What is the inspiration or concept behind it?
In a world that fortifies itself with concrete, nature finds a way to break through using the smallest of cracks. The resilience of ivy and moss can break down what we believe will always be there. Visually, the whimsical nature of an ivy coated cottage combines with the destruction our world has faced and will face due to foolhardy human nature. My collection is unisex and focuses on hand knitwear and suiting. I design clothes, not the bodies that choose to wear them.
How is sustainability part of your ethos?
I believe as designers, we have a need to include sustainability as a point of consideration in everything we do. I focus on sustainability predominantly in my knitwear. Sourcing 100% natural fiber yarn can be difficult with the popularity of acrylic fibers, but I find the final garment is not only higher quality but it has a softer hand. I believe fully fashioned knitwear is the future in the movement towards sustainable clothing with little to no waste for functional and beautiful pieces.

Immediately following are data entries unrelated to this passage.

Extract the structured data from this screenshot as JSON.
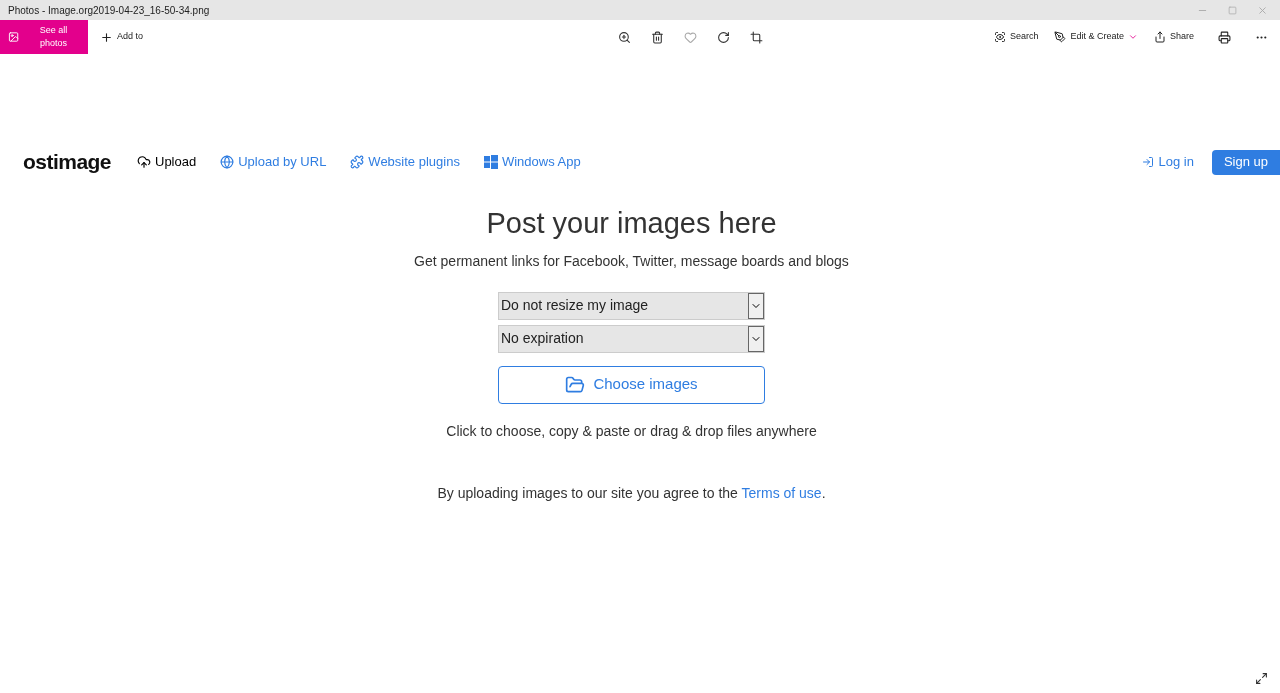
{
  "window": {
    "title": "Photos - Image.org2019-04-23_16-50-34.png"
  },
  "toolbar": {
    "see_all": "See all photos",
    "add_to": "Add to",
    "favorite": false,
    "right": [
      {
        "kind": "search",
        "label": "Search"
      },
      {
        "kind": "edit",
        "label": "Edit & Create"
      },
      {
        "kind": "share",
        "label": "Share"
      }
    ]
  },
  "site": {
    "logo": "ostimage",
    "nav": [
      {
        "kind": "upload",
        "label": "Upload",
        "selected": true
      },
      {
        "kind": "url",
        "label": "Upload by URL",
        "selected": false
      },
      {
        "kind": "plugins",
        "label": "Website plugins",
        "selected": false
      },
      {
        "kind": "windows",
        "label": "Windows App",
        "selected": false
      }
    ],
    "login": "Log in",
    "signup": "Sign up",
    "heading": "Post your images here",
    "subheading": "Get permanent links for Facebook, Twitter, message boards and blogs",
    "selects": [
      "Do not resize my image",
      "No expiration"
    ],
    "choose": "Choose images",
    "hint": "Click to choose, copy & paste or drag & drop files anywhere",
    "terms": {
      "text": "By uploading images to our site you agree to the",
      "link": "Terms of use",
      "end": "."
    }
  }
}
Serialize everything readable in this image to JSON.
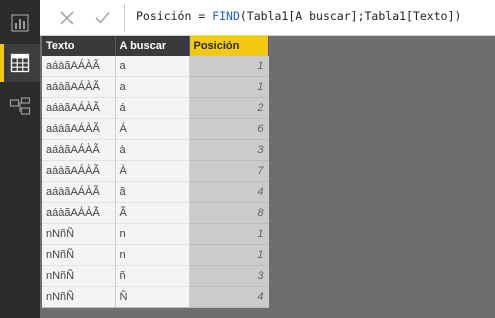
{
  "nav": {
    "items": [
      {
        "name": "report-view",
        "icon": "bar-chart-icon"
      },
      {
        "name": "data-view",
        "icon": "table-icon",
        "active": true
      },
      {
        "name": "relationships-view",
        "icon": "relationships-icon"
      }
    ]
  },
  "formula_bar": {
    "cancel_icon": "close-icon",
    "commit_icon": "checkmark-icon",
    "column_name": "Posición",
    "operator": " = ",
    "function": "FIND",
    "args": "(Tabla1[A buscar];Tabla1[Texto])"
  },
  "table": {
    "columns": [
      "Texto",
      "A buscar",
      "Posición"
    ],
    "highlighted_column": "Posición",
    "rows": [
      [
        "aáàãAÁÀÃ",
        "a",
        "1"
      ],
      [
        "aáàãAÁÀÃ",
        "a",
        "1"
      ],
      [
        "aáàãAÁÀÃ",
        "á",
        "2"
      ],
      [
        "aáàãAÁÀÃ",
        "Á",
        "6"
      ],
      [
        "aáàãAÁÀÃ",
        "à",
        "3"
      ],
      [
        "aáàãAÁÀÃ",
        "À",
        "7"
      ],
      [
        "aáàãAÁÀÃ",
        "ã",
        "4"
      ],
      [
        "aáàãAÁÀÃ",
        "Ã",
        "8"
      ],
      [
        "nNñÑ",
        "n",
        "1"
      ],
      [
        "nNñÑ",
        "n",
        "1"
      ],
      [
        "nNñÑ",
        "ñ",
        "3"
      ],
      [
        "nNñÑ",
        "Ñ",
        "4"
      ]
    ]
  },
  "colors": {
    "accent": "#f2c811",
    "rail": "#2b2b2b",
    "canvas": "#6e6e6e",
    "function": "#1a64c8"
  }
}
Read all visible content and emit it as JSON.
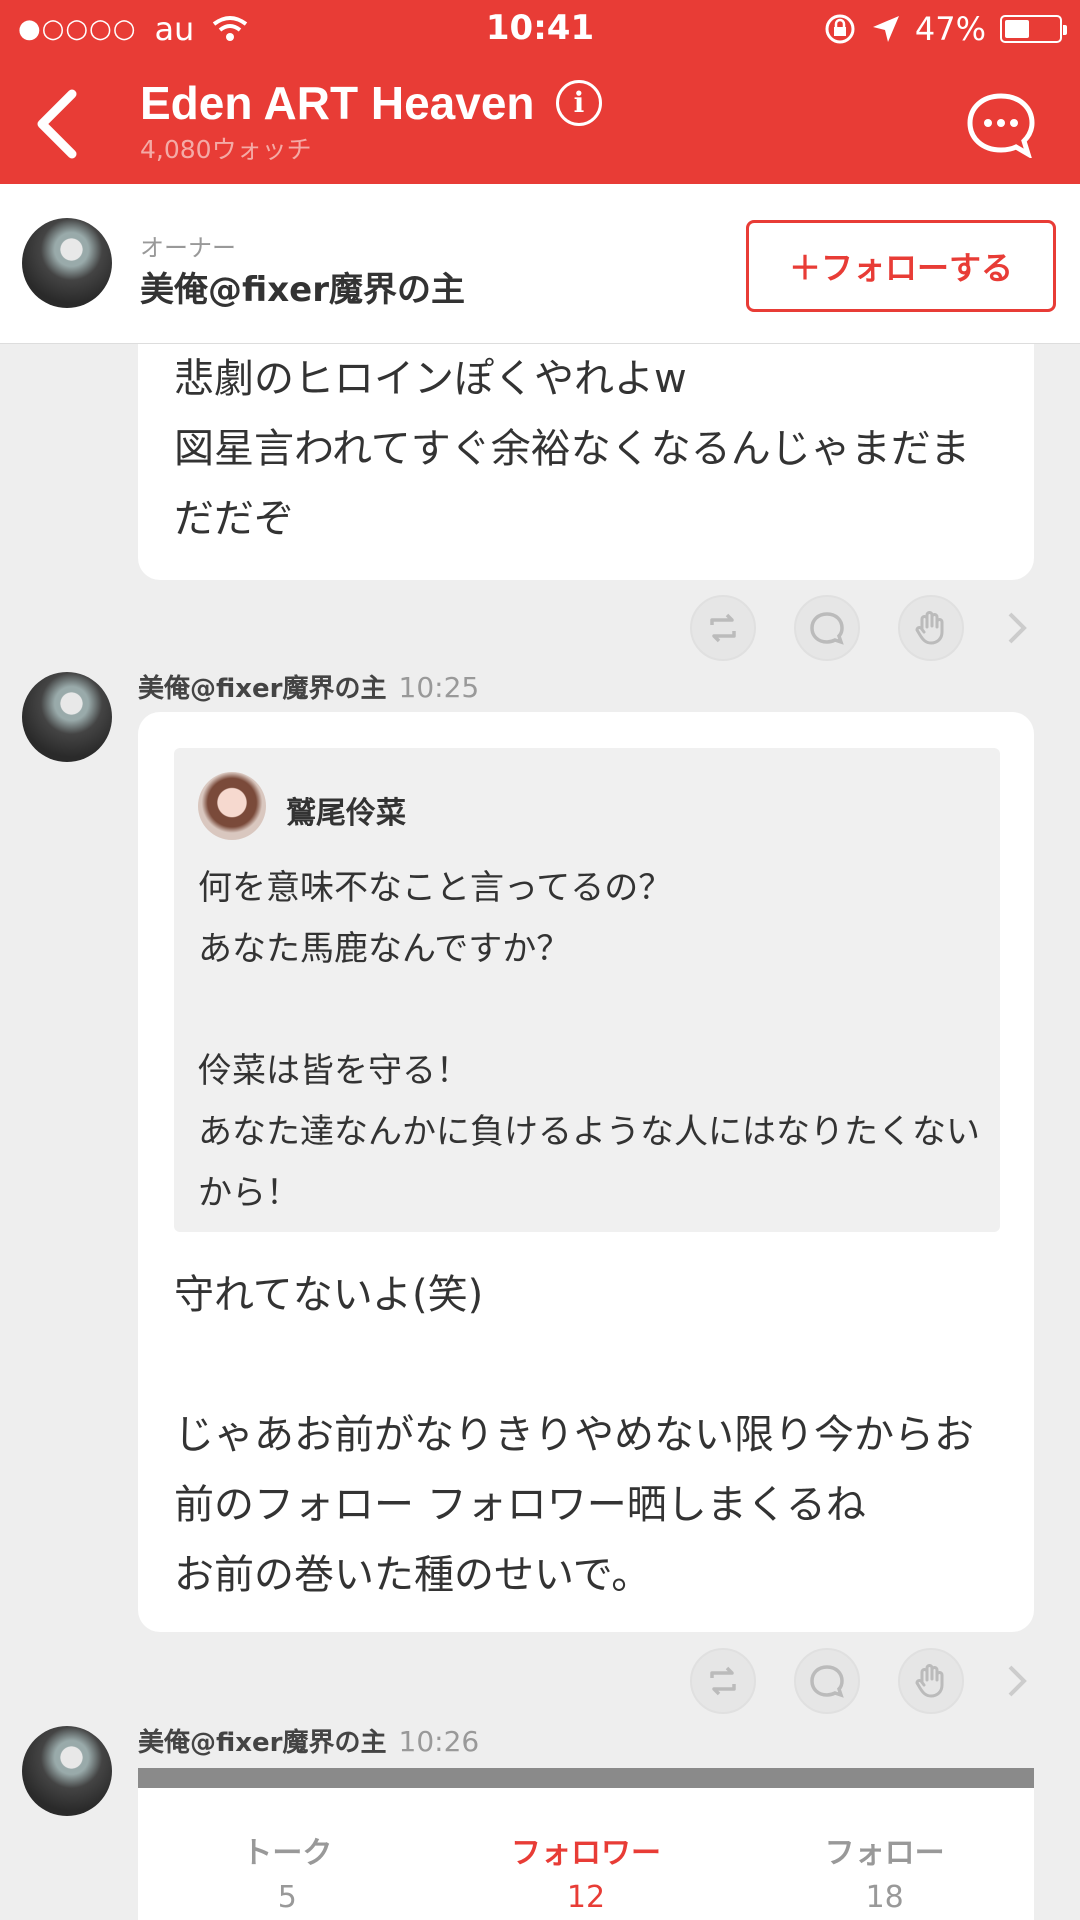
{
  "status_bar": {
    "signal": "●○○○○",
    "carrier": "au",
    "time": "10:41",
    "battery": "47%",
    "battery_level": 0.47
  },
  "header": {
    "title": "Eden ART Heaven",
    "watch_count": "4,080ウォッチ"
  },
  "owner": {
    "role": "オーナー",
    "name": "美俺@fixer魔界の主",
    "follow_label": "＋フォローする"
  },
  "messages": [
    {
      "text": "悲劇のヒロインぽくやれよw\n図星言われてすぐ余裕なくなるんじゃまだまだだぞ"
    },
    {
      "author": "美俺@fixer魔界の主",
      "time": "10:25",
      "quote": {
        "author": "鷲尾伶菜",
        "text": "何を意味不なこと言ってるの？\nあなた馬鹿なんですか？\n\n伶菜は皆を守る！\nあなた達なんかに負けるような人にはなりたくないから！"
      },
      "text": "守れてないよ(笑)\n\nじゃあお前がなりきりやめない限り今からお前のフォロー フォロワー晒しまくるね\nお前の巻いた種のせいで。"
    },
    {
      "author": "美俺@fixer魔界の主",
      "time": "10:26",
      "stats": [
        {
          "label": "トーク",
          "value": "5"
        },
        {
          "label": "フォロワー",
          "value": "12"
        },
        {
          "label": "フォロー",
          "value": "18"
        }
      ]
    }
  ],
  "colors": {
    "accent": "#e83c36",
    "background": "#eeeeee"
  },
  "icons": [
    "back-arrow-icon",
    "info-icon",
    "chat-icon",
    "retweet-icon",
    "comment-icon",
    "clap-icon",
    "chevron-right-icon",
    "wifi-icon",
    "location-icon",
    "rotation-lock-icon"
  ]
}
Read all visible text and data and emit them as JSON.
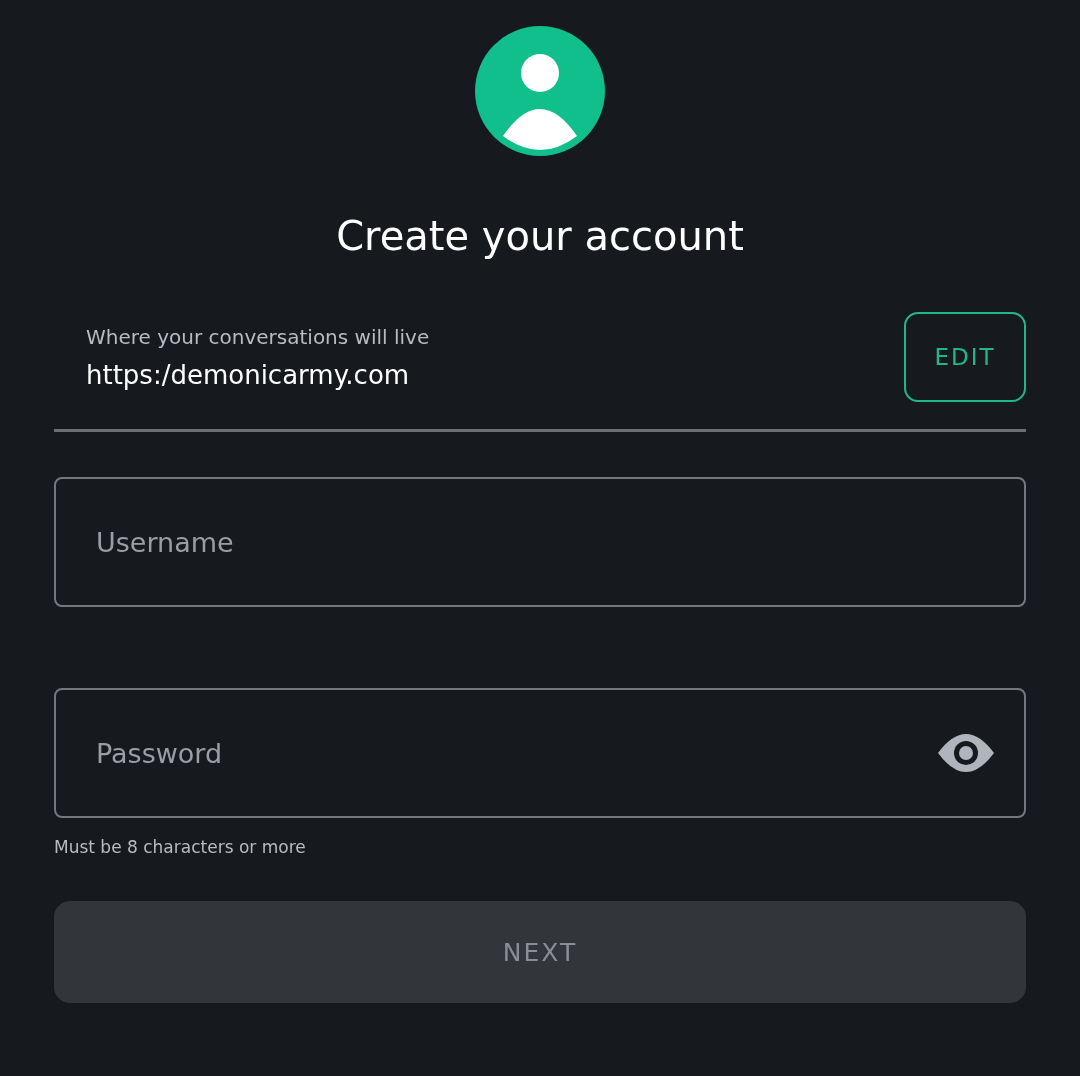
{
  "title": "Create your account",
  "server": {
    "label": "Where your conversations will live",
    "url": "https:/demonicarmy.com",
    "edit_button": "EDIT"
  },
  "fields": [
    {
      "kind": "text",
      "placeholder": "Username"
    },
    {
      "kind": "password",
      "placeholder": "Password",
      "hint": "Must be 8 characters or more"
    }
  ],
  "next_button": {
    "label": "NEXT",
    "disabled": true
  }
}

How do you see the current situation changing your expectations/path?
It’s been difficult to come to terms with the fact that my class doesn’t get to end the year together and that many of the opportunities we’ve worked so hard for the last four years won’t happen. Our faculty at Pratt has been so supportive of us through this transition to online learning with changing expected outcomes while still pushing us to have work ready to enter the industry. Lack of exposure is always a concern for such a connections-based industry. Since I was not able to have my photoshoot before everyone went into quarantine, and not having good quality photography of my work has been a challenge which has made me need to be a bit more creative. I’ve been trying to keep my expectations high while being realistic that the timeline is going to be pushed back by about a year.
Where do you hope to be in 3 years?
Despite the current state of creative industries and the world, I have big hopes for the future. Before the city shut down, I worked with an amazing group of Wardrobe girls at Sleep No More, an immersive film noir production of the scottish play. I would love to balance continuing to work in theatre with designing or freelancing for major fashion brands to expand the world of couture knitwear and what that could mean in the world of sustainability.
Three things keeping you sane right now
• Cross Stitching
• Sourdough bread making
• Staying in touch with friends and family through snail mail and facetime
If you could dress anyone in the world who would it be and why?
I don’t have a particular person in mind when I design my clothes. I’d love to see this collection moved in, so before the pandemic I was planning a photoshoot with a group of dancers from Sleep No More who range in age, gender, and race. But really, I don’t see a limit on who can wear these clothes. Susan Norman, a close family friend and mentor from back home, is one of the most stylish women I know. It’d be amazing to see her in my clothes. A lot of fashion designers shy away from dressing people outside of the young model type, but they can often be way more stylish and timeless than a twenty-something or typical influencer.